Data in this exercise Start Marker

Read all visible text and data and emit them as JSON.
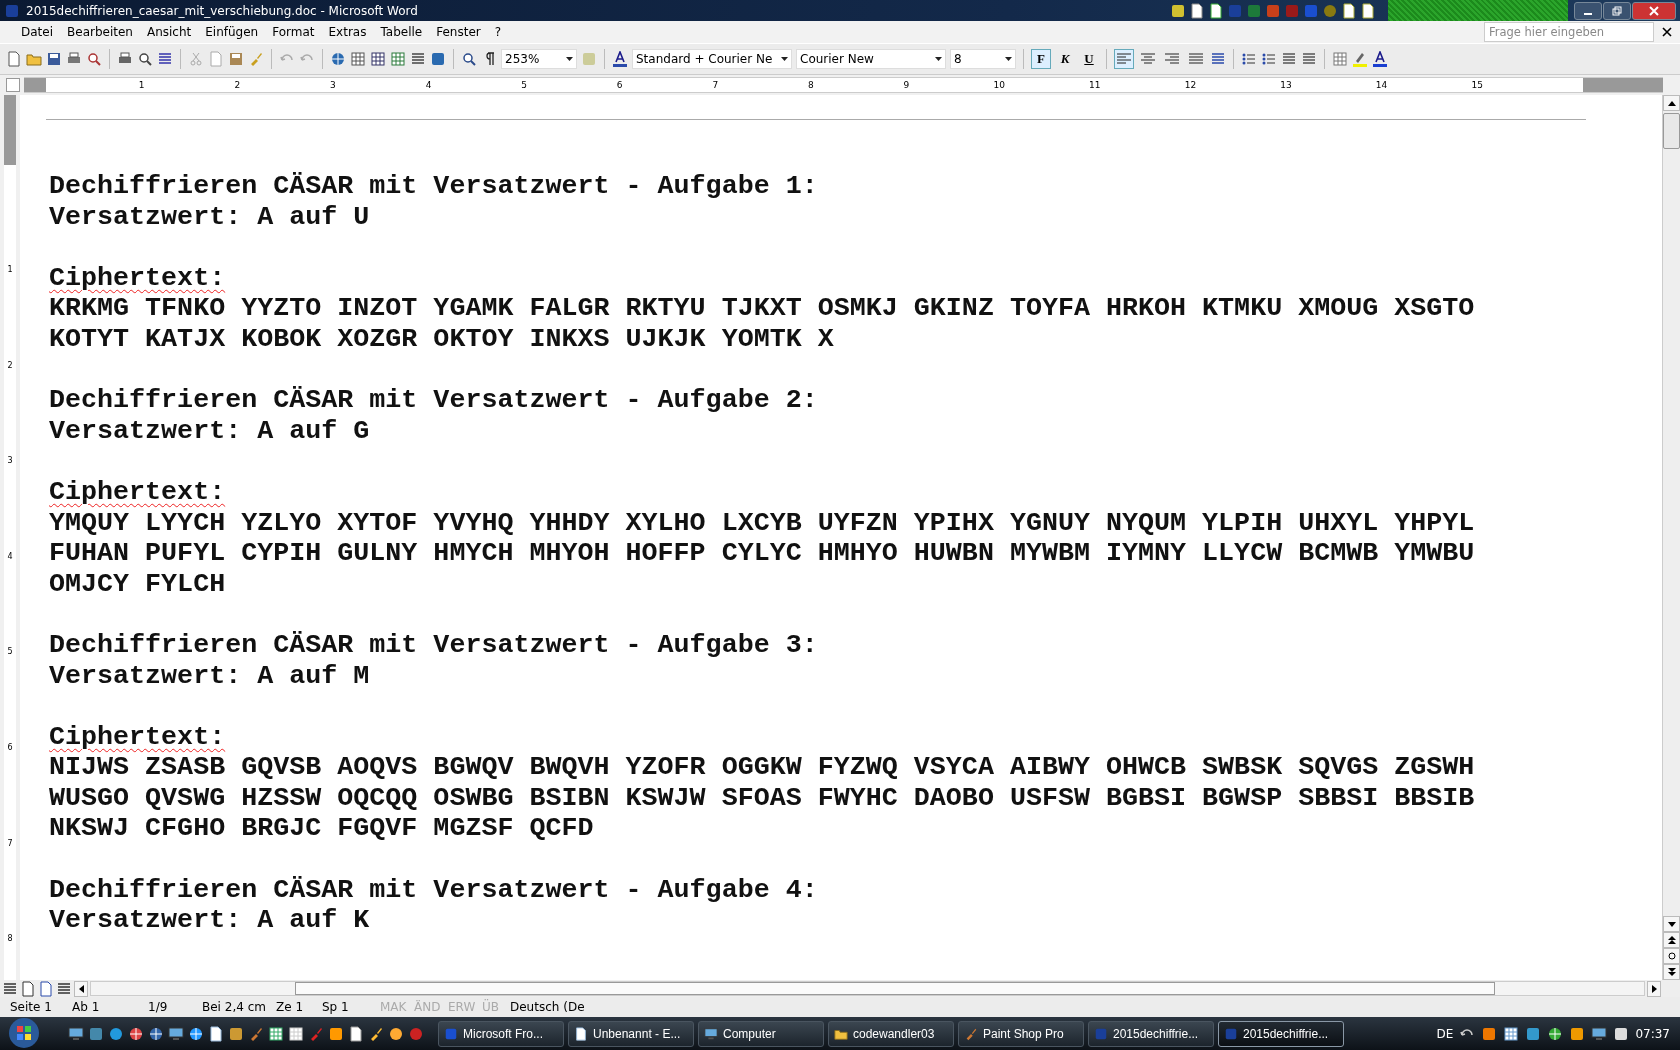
{
  "window": {
    "title": "2015dechiffrieren_caesar_mit_verschiebung.doc - Microsoft Word"
  },
  "menu": [
    "Datei",
    "Bearbeiten",
    "Ansicht",
    "Einfügen",
    "Format",
    "Extras",
    "Tabelle",
    "Fenster",
    "?"
  ],
  "help_box": {
    "placeholder": "Frage hier eingeben"
  },
  "toolbar": {
    "zoom": "253%",
    "style": "Standard + Courier Ne",
    "font": "Courier New",
    "size": "8",
    "format_buttons": [
      {
        "label": "F",
        "selected": true
      },
      {
        "label": "K",
        "selected": false
      },
      {
        "label": "U",
        "selected": false
      }
    ],
    "align_buttons": [
      {
        "selected": true
      },
      {
        "selected": false
      },
      {
        "selected": false
      },
      {
        "selected": false
      }
    ]
  },
  "ruler": {
    "marks": [
      "1",
      "2",
      "3",
      "4",
      "5",
      "6",
      "7",
      "8",
      "9",
      "10",
      "11",
      "12",
      "13",
      "14",
      "15"
    ]
  },
  "vertical_ruler": {
    "marks": [
      "1",
      "2",
      "3",
      "4",
      "5",
      "6",
      "7",
      "8"
    ]
  },
  "document": {
    "sections": [
      {
        "heading": "Dechiffrieren CÄSAR mit Versatzwert - Aufgabe 1:",
        "offset": "Versatzwert: A auf U",
        "cipher_label": {
          "text": "Ciphertext:",
          "misspelled": true
        },
        "lines": [
          "KRKMG TFNKO YYZTO INZOT YGAMK FALGR RKTYU TJKXT OSMKJ GKINZ TOYFA HRKOH KTMKU XMOUG XSGTO",
          "KOTYT KATJX KOBOK XOZGR OKTOY INKXS UJKJK YOMTK X"
        ]
      },
      {
        "heading": "Dechiffrieren CÄSAR mit Versatzwert - Aufgabe 2:",
        "offset": "Versatzwert: A auf G",
        "cipher_label": {
          "text": "Ciphertext:",
          "misspelled": true
        },
        "lines": [
          "YMQUY LYYCH YZLYO XYTOF YVYHQ YHHDY XYLHO LXCYB UYFZN YPIHX YGNUY NYQUM YLPIH UHXYL YHPYL",
          "FUHAN PUFYL CYPIH GULNY HMYCH MHYOH HOFFP CYLYC HMHYO HUWBN MYWBM IYMNY LLYCW BCMWB YMWBU",
          "OMJCY FYLCH"
        ]
      },
      {
        "heading": "Dechiffrieren CÄSAR mit Versatzwert - Aufgabe 3:",
        "offset": "Versatzwert: A auf M",
        "cipher_label": {
          "text": "Ciphertext:",
          "misspelled": true
        },
        "lines": [
          "NIJWS ZSASB GQVSB AOQVS BGWQV BWQVH YZOFR OGGKW FYZWQ VSYCA AIBWY OHWCB SWBSK SQVGS ZGSWH",
          "WUSGO QVSWG HZSSW OQCQQ OSWBG BSIBN KSWJW SFOAS FWYHC DAOBO USFSW BGBSI BGWSP SBBSI BBSIB",
          "NKSWJ CFGHO BRGJC FGQVF MGZSF QCFD"
        ]
      },
      {
        "heading": "Dechiffrieren CÄSAR mit Versatzwert - Aufgabe 4:",
        "offset": "Versatzwert: A auf K"
      }
    ]
  },
  "status_bar": [
    {
      "text": "Seite 1",
      "disabled": false
    },
    {
      "text": "Ab 1",
      "disabled": false
    },
    {
      "text": "1/9",
      "disabled": false
    },
    {
      "text": "Bei 2,4 cm",
      "disabled": false
    },
    {
      "text": "Ze 1",
      "disabled": false
    },
    {
      "text": "Sp 1",
      "disabled": false
    },
    {
      "text": "MAK",
      "disabled": true
    },
    {
      "text": "ÄND",
      "disabled": true
    },
    {
      "text": "ERW",
      "disabled": true
    },
    {
      "text": "ÜB",
      "disabled": true
    },
    {
      "text": "Deutsch (De",
      "disabled": false
    }
  ],
  "taskbar": {
    "windows": [
      {
        "label": "Microsoft Fro...",
        "selected": false
      },
      {
        "label": "Unbenannt - E...",
        "selected": false
      },
      {
        "label": "Computer",
        "selected": false
      },
      {
        "label": "codewandler03",
        "selected": false
      },
      {
        "label": "Paint Shop Pro",
        "selected": false
      },
      {
        "label": "2015dechiffrie...",
        "selected": false
      },
      {
        "label": "2015dechiffrie...",
        "selected": true
      }
    ],
    "language": "DE",
    "clock": "07:37"
  }
}
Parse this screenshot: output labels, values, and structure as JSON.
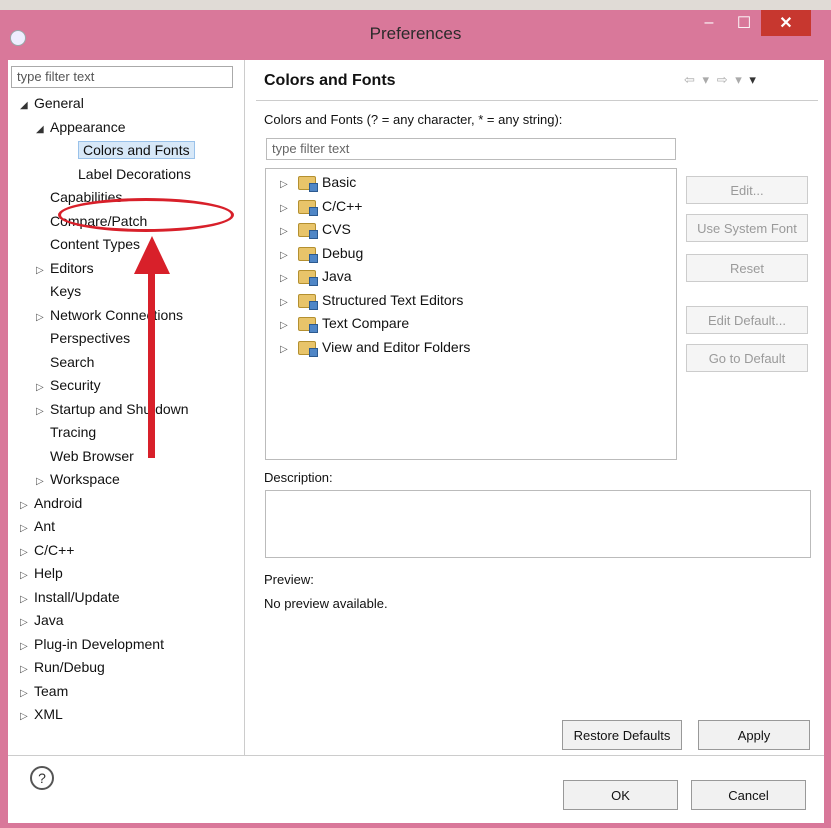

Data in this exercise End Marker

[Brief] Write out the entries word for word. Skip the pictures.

[Your response]
Read all visible text and data and emit them as JSON.
{
  "window": {
    "title": "2015dechiffrieren_caesar_mit_verschiebung.doc - Microsoft Word"
  },
  "menu": [
    "Datei",
    "Bearbeiten",
    "Ansicht",
    "Einfügen",
    "Format",
    "Extras",
    "Tabelle",
    "Fenster",
    "?"
  ],
  "help_box": {
    "placeholder": "Frage hier eingeben"
  },
  "toolbar": {
    "zoom": "253%",
    "style": "Standard + Courier Ne",
    "font": "Courier New",
    "size": "8",
    "format_buttons": [
      {
        "label": "F",
        "selected": true
      },
      {
        "label": "K",
        "selected": false
      },
      {
        "label": "U",
        "selected": false
      }
    ],
    "align_buttons": [
      {
        "selected": true
      },
      {
        "selected": false
      },
      {
        "selected": false
      },
      {
        "selected": false
      }
    ]
  },
  "ruler": {
    "marks": [
      "1",
      "2",
      "3",
      "4",
      "5",
      "6",
      "7",
      "8",
      "9",
      "10",
      "11",
      "12",
      "13",
      "14",
      "15"
    ]
  },
  "vertical_ruler": {
    "marks": [
      "1",
      "2",
      "3",
      "4",
      "5",
      "6",
      "7",
      "8"
    ]
  },
  "document": {
    "sections": [
      {
        "heading": "Dechiffrieren CÄSAR mit Versatzwert - Aufgabe 1:",
        "offset": "Versatzwert: A auf U",
        "cipher_label": {
          "text": "Ciphertext:",
          "misspelled": true
        },
        "lines": [
          "KRKMG TFNKO YYZTO INZOT YGAMK FALGR RKTYU TJKXT OSMKJ GKINZ TOYFA HRKOH KTMKU XMOUG XSGTO",
          "KOTYT KATJX KOBOK XOZGR OKTOY INKXS UJKJK YOMTK X"
        ]
      },
      {
        "heading": "Dechiffrieren CÄSAR mit Versatzwert - Aufgabe 2:",
        "offset": "Versatzwert: A auf G",
        "cipher_label": {
          "text": "Ciphertext:",
          "misspelled": true
        },
        "lines": [
          "YMQUY LYYCH YZLYO XYTOF YVYHQ YHHDY XYLHO LXCYB UYFZN YPIHX YGNUY NYQUM YLPIH UHXYL YHPYL",
          "FUHAN PUFYL CYPIH GULNY HMYCH MHYOH HOFFP CYLYC HMHYO HUWBN MYWBM IYMNY LLYCW BCMWB YMWBU",
          "OMJCY FYLCH"
        ]
      },
      {
        "heading": "Dechiffrieren CÄSAR mit Versatzwert - Aufgabe 3:",
        "offset": "Versatzwert: A auf M",
        "cipher_label": {
          "text": "Ciphertext:",
          "misspelled": true
        },
        "lines": [
          "NIJWS ZSASB GQVSB AOQVS BGWQV BWQVH YZOFR OGGKW FYZWQ VSYCA AIBWY OHWCB SWBSK SQVGS ZGSWH",
          "WUSGO QVSWG HZSSW OQCQQ OSWBG BSIBN KSWJW SFOAS FWYHC DAOBO USFSW BGBSI BGWSP SBBSI BBSIB",
          "NKSWJ CFGHO BRGJC FGQVF MGZSF QCFD"
        ]
      },
      {
        "heading": "Dechiffrieren CÄSAR mit Versatzwert - Aufgabe 4:",
        "offset": "Versatzwert: A auf K"
      }
    ]
  },
  "status_bar": [
    {
      "text": "Seite 1",
      "disabled": false
    },
    {
      "text": "Ab 1",
      "disabled": false
    },
    {
      "text": "1/9",
      "disabled": false
    },
    {
      "text": "Bei 2,4 cm",
      "disabled": false
    },
    {
      "text": "Ze 1",
      "disabled": false
    },
    {
      "text": "Sp 1",
      "disabled": false
    },
    {
      "text": "MAK",
      "disabled": true
    },
    {
      "text": "ÄND",
      "disabled": true
    },
    {
      "text": "ERW",
      "disabled": true
    },
    {
      "text": "ÜB",
      "disabled": true
    },
    {
      "text": "Deutsch (De",
      "disabled": false
    }
  ],
  "taskbar": {
    "windows": [
      {
        "label": "Microsoft Fro...",
        "selected": false
      },
      {
        "label": "Unbenannt - E...",
        "selected": false
      },
      {
        "label": "Computer",
        "selected": false
      },
      {
        "label": "codewandler03",
        "selected": false
      },
      {
        "label": "Paint Shop Pro",
        "selected": false
      },
      {
        "label": "2015dechiffrie...",
        "selected": false
      },
      {
        "label": "2015dechiffrie...",
        "selected": true
      }
    ],
    "language": "DE",
    "clock": "07:37"
  }
}
Parse this screenshot: output labels, values, and structure as JSON.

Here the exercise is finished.